We got a lot of guff for stating that the Toyota Tundra was in high demand last week, so let’s be clear this time when we say “high demand.” Toyota can sell the new 2010 Toyota Prius as fast as they can make them. That’s called “demand” – we think this demand is “high” because most Toyota dealers have few or no Prius in stock.
This is the same rationale that we used to state that Tundra demand was high…hopefully it won’t be confusing this time. Check out the stories below:
Some U.S. Toyota dealers are marking up new Prius over sticker. This is a crazy story – the new Prius is so hot right now (largely as a result of a Cash for Clunkers inspired rush) that some metro Detroit Toyota dealers are demanding “market adjustments” of $2k to $10k dollars above sticker. There are reports of other dealers across the country doing the same thing on some popular Prius forums.

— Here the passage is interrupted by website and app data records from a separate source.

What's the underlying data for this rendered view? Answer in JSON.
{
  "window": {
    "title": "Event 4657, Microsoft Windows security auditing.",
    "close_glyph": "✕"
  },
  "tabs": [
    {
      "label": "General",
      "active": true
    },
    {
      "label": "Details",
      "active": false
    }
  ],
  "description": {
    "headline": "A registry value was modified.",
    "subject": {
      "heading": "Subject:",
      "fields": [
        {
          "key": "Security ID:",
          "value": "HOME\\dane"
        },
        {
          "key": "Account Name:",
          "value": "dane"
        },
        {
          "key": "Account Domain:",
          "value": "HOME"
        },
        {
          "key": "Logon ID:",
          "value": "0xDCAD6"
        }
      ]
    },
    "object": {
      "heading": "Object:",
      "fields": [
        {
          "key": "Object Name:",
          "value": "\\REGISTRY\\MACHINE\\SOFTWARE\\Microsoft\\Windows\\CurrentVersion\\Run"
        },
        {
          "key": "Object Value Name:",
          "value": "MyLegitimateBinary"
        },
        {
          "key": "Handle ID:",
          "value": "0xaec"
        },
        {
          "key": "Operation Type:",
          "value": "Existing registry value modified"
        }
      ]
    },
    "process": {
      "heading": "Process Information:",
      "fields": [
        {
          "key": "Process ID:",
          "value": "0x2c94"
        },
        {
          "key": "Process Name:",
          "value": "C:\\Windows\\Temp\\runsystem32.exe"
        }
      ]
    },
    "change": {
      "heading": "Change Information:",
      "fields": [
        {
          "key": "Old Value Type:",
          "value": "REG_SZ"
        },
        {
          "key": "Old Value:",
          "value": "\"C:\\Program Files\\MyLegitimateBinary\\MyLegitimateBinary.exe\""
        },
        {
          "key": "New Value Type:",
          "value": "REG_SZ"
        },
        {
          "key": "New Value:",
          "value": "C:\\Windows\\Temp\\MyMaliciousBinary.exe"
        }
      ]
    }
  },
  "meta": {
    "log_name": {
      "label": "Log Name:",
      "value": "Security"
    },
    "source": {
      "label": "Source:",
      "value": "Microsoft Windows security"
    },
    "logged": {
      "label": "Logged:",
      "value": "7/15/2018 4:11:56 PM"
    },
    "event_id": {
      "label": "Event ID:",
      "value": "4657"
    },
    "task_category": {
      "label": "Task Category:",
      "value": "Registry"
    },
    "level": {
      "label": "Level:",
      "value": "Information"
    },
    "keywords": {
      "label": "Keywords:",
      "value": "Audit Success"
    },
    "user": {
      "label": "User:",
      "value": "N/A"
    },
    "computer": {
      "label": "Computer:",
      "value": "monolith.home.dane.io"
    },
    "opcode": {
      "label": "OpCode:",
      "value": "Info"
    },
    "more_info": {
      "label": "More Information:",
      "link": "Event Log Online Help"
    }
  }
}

While Toyota doesn’t specifically “ban” this practice, they do often withhold inventory from dealers that engage in this practice. Here’s to hoping that dealers who mark-up cars above sticker lose their allocations.
Many Toyota dealers have pre-sold Priuses for months out. A quick informal survey of Denver metro Toyota dealers reveals that most incoming Toyota Prius have been pre-sold. According to one local dealership employee, “the best chance at a Prius is to hope someone is stupid enough to cancel their order.” We were told the current wait time for a new 2010 Prius was 2 weeks to 5 months, depending on the package and features we wanted.
Toyota is selling the Prius like crazy in Japan. The Japanese market can’t get enough of the Prius either. According to a Rueters report:
[Toyota's] Prius hybrid was Japan’s best-selling car in July for the second straight month, but customers placing orders have to wait about eight months before getting their cars due to strong demand and a shortage of batteries
Toyota’s sales in Japan are up so much that they’ve decided to temporarily increase production.
Toyota is searching high and low for battery manufacturers. Evidently, the bottleneck in Prius production is batteries. With the model selling so well in North America and Japan, Toyota is trying hard to find new sources of battery production. Despite Toyota’s joint-venture relationship with Panasonic, they’ve asked Sanyo for help producing batteries.
Bottom Line: If you managed to buy a 2010 Prius since the model debuted, count yourself lucky. While it’s likely true that Prius demand would cool if Toyota managed to increase production, there’s no denying that consumers want the new Prius.
Of course, that’s what we said about the Tundra last week, so let the nay-saying begin!
Filed Under: Auto News